INPUT
^^^^^^^^^^^^^^^^
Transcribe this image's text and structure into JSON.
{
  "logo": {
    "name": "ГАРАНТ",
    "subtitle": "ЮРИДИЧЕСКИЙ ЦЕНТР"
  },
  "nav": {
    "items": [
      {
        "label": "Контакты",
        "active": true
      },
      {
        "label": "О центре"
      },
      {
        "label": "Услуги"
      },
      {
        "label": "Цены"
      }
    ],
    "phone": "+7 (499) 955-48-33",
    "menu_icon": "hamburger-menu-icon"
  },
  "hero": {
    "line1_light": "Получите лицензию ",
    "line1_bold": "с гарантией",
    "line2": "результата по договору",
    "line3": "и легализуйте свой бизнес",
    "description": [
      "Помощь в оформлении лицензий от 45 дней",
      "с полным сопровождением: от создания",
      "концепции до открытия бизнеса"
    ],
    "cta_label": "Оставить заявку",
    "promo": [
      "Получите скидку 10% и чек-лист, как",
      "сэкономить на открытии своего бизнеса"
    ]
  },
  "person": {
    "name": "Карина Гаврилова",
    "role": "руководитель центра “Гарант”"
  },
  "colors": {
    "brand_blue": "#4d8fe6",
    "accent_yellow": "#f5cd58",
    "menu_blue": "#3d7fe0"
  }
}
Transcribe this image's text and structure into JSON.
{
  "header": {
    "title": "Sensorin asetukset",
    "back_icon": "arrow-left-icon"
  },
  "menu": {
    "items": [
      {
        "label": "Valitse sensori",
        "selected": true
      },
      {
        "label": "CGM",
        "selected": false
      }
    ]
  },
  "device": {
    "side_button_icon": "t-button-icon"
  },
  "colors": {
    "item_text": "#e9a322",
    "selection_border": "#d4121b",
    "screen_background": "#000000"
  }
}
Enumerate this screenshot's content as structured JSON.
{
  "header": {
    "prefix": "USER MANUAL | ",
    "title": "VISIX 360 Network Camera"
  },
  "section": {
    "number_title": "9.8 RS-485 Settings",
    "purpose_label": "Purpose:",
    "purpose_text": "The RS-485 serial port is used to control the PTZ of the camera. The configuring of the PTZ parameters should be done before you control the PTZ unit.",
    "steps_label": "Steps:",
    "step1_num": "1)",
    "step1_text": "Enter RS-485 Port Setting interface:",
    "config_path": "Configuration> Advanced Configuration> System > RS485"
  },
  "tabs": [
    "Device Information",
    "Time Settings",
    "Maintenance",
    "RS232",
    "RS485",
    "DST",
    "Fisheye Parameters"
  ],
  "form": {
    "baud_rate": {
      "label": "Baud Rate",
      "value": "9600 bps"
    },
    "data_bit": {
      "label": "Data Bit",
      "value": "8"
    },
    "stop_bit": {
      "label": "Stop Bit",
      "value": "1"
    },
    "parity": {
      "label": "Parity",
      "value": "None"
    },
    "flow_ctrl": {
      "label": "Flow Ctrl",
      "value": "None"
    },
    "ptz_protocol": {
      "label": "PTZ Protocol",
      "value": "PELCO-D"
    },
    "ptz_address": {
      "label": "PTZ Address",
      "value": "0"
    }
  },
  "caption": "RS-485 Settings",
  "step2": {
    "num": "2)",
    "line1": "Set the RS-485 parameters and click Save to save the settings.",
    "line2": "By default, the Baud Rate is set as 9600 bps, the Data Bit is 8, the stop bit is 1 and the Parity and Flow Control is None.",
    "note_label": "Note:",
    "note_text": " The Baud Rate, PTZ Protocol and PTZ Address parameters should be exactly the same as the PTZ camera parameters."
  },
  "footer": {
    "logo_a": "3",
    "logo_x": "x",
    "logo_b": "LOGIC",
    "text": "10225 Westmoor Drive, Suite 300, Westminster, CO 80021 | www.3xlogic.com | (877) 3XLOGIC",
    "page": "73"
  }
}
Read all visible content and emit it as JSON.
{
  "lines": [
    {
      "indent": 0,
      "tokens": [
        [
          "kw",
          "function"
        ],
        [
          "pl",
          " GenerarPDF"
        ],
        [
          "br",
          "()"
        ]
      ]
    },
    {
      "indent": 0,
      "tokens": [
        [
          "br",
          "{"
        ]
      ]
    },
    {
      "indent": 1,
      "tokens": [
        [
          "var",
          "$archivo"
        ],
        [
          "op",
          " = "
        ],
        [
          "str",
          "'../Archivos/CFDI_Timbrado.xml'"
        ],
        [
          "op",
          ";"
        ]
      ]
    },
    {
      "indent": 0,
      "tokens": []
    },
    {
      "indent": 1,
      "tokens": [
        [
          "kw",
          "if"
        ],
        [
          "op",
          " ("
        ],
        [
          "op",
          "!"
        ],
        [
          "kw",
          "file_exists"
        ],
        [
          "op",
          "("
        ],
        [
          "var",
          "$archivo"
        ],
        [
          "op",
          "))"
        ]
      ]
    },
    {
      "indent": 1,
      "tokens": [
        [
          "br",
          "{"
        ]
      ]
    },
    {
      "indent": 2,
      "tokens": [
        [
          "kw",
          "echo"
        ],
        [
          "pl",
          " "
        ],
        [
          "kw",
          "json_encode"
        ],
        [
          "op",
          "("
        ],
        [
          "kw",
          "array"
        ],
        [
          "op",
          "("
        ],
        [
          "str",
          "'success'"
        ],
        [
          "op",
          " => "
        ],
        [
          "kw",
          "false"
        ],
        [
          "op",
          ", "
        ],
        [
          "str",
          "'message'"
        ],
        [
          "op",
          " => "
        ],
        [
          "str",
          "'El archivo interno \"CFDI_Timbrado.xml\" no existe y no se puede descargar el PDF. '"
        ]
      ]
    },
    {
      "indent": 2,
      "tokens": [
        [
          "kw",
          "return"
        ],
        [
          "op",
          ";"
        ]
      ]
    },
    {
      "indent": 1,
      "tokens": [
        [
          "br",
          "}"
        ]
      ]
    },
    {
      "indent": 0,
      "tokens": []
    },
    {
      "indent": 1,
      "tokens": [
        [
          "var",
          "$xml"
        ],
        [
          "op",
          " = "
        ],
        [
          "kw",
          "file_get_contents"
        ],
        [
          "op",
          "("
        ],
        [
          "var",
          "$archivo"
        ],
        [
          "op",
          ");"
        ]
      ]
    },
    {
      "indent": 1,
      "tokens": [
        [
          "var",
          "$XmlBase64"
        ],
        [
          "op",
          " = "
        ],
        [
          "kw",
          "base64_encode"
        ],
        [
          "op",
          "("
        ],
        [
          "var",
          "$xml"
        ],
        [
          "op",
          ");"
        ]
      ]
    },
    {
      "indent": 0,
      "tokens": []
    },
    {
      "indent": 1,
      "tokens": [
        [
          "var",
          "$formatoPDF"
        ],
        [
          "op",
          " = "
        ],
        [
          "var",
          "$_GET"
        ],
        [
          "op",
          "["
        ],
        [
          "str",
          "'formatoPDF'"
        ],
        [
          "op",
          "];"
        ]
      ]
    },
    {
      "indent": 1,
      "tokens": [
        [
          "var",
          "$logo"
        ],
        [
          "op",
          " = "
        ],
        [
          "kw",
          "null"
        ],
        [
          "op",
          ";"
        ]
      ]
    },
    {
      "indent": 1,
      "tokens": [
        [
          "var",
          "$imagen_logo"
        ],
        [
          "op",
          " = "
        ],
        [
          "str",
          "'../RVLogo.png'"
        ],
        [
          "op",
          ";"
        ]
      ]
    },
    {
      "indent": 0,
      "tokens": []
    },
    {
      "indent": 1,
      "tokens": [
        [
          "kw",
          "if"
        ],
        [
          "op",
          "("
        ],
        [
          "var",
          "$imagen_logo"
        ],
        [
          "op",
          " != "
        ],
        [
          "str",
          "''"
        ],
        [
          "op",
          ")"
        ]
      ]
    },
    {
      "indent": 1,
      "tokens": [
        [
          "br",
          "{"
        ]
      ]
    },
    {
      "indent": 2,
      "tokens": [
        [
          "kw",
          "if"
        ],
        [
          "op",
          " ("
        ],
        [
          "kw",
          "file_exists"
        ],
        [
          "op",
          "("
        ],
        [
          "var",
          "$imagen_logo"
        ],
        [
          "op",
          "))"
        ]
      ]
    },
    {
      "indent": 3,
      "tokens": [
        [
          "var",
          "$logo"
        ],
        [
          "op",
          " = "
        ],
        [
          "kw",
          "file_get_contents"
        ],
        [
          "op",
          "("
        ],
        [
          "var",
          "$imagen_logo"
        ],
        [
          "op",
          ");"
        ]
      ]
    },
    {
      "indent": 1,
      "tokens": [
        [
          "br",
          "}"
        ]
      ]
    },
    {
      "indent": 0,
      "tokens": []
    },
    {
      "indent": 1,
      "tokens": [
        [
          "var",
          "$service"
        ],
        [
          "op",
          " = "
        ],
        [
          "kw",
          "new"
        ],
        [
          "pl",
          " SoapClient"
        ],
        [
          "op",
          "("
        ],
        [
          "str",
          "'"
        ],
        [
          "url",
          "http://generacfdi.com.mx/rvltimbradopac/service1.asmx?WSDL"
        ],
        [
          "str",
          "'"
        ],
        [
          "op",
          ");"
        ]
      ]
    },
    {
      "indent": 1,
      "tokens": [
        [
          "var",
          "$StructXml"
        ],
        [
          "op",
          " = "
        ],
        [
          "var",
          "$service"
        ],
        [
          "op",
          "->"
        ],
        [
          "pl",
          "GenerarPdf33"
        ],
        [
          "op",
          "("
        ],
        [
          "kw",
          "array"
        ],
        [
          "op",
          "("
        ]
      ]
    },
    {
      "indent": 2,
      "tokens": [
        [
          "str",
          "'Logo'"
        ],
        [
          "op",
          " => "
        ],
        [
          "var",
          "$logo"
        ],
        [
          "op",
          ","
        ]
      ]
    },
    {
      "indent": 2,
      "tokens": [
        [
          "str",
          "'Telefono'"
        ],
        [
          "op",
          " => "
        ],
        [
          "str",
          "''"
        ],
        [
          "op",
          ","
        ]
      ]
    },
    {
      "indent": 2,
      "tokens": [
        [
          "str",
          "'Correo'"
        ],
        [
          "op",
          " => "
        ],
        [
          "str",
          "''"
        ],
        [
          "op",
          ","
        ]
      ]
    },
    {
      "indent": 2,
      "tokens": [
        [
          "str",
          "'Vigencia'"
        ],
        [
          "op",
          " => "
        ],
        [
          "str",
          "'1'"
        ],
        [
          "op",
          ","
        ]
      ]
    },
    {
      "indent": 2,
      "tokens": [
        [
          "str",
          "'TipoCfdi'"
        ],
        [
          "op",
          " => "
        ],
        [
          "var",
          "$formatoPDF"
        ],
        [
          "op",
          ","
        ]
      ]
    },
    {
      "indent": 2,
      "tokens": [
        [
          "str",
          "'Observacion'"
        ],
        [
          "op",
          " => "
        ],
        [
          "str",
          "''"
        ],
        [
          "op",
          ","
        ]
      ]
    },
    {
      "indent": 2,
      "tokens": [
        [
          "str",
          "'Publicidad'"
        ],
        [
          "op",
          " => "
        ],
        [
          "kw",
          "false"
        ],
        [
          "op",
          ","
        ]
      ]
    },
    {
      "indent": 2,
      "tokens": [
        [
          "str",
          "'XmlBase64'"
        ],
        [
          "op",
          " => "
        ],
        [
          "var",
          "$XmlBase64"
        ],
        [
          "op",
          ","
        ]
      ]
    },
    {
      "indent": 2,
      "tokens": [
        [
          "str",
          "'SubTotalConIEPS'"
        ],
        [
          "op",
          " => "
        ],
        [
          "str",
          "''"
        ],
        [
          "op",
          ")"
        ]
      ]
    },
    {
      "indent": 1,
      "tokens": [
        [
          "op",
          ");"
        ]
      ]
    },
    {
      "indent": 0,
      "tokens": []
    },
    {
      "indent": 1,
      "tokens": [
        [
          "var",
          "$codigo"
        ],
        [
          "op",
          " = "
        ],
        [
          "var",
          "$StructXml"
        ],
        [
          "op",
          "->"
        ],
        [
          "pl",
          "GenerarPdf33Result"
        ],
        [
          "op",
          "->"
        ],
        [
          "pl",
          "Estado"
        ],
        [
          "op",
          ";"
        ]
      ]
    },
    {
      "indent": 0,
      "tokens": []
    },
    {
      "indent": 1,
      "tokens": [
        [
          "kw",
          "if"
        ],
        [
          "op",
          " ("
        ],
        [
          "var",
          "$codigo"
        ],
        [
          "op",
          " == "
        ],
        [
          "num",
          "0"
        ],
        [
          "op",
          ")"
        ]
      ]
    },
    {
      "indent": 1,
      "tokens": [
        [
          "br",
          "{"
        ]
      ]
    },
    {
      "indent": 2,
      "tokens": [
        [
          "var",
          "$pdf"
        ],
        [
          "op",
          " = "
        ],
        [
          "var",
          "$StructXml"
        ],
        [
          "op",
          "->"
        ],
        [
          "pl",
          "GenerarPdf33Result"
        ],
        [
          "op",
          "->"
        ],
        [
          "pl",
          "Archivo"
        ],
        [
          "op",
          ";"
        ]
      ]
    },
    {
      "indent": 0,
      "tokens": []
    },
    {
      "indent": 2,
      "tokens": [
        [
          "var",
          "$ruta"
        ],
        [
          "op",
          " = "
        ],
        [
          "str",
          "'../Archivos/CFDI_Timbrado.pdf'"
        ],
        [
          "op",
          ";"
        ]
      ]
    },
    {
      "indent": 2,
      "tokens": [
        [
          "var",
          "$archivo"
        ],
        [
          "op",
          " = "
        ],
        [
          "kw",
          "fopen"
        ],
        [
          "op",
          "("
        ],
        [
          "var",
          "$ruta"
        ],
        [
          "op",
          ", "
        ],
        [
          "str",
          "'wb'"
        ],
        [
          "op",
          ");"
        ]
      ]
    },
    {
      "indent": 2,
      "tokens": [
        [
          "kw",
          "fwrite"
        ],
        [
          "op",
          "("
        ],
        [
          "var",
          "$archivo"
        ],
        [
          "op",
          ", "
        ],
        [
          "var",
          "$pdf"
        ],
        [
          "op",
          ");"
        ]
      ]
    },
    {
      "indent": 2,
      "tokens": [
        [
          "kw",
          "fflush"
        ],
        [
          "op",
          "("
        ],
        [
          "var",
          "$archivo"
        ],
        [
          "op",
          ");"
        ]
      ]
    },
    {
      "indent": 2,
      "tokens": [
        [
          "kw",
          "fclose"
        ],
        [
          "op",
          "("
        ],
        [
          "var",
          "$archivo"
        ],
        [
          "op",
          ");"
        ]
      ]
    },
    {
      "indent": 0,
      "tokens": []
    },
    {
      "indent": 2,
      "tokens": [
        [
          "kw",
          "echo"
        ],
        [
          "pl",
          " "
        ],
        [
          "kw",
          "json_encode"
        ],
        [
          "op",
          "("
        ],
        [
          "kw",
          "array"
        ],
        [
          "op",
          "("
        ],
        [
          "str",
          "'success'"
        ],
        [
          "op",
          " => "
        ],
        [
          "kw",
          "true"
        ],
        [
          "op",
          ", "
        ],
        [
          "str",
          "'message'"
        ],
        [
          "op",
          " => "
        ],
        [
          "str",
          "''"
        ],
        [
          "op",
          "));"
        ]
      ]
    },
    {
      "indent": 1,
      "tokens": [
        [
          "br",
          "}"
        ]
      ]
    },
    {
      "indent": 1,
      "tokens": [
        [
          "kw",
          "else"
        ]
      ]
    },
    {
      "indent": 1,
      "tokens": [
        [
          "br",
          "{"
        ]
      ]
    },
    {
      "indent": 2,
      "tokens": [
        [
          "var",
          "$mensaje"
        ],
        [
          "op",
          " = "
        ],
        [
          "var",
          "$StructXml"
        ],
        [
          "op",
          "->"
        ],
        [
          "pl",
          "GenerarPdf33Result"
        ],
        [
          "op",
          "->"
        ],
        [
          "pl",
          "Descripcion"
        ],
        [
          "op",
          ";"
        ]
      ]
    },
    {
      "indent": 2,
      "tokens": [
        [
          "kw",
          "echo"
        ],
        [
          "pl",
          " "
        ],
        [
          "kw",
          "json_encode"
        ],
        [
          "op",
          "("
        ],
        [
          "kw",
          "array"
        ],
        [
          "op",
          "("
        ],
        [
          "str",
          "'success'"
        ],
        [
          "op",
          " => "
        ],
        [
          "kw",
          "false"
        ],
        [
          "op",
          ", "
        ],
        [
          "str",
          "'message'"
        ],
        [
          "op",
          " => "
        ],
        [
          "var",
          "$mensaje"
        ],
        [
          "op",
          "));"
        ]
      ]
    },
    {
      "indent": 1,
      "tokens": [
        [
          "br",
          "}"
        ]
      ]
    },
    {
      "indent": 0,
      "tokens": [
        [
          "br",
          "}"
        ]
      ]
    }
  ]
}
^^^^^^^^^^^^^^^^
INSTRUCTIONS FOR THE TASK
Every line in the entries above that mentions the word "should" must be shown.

SOLUTION
    "purpose_text": "The RS-485 serial port is used to control the PTZ of the camera. The configuring of the PTZ parameters should be done before you control the PTZ unit.",
    "note_text": " The Baud Rate, PTZ Protocol and PTZ Address parameters should be exactly the same as the PTZ camera parameters."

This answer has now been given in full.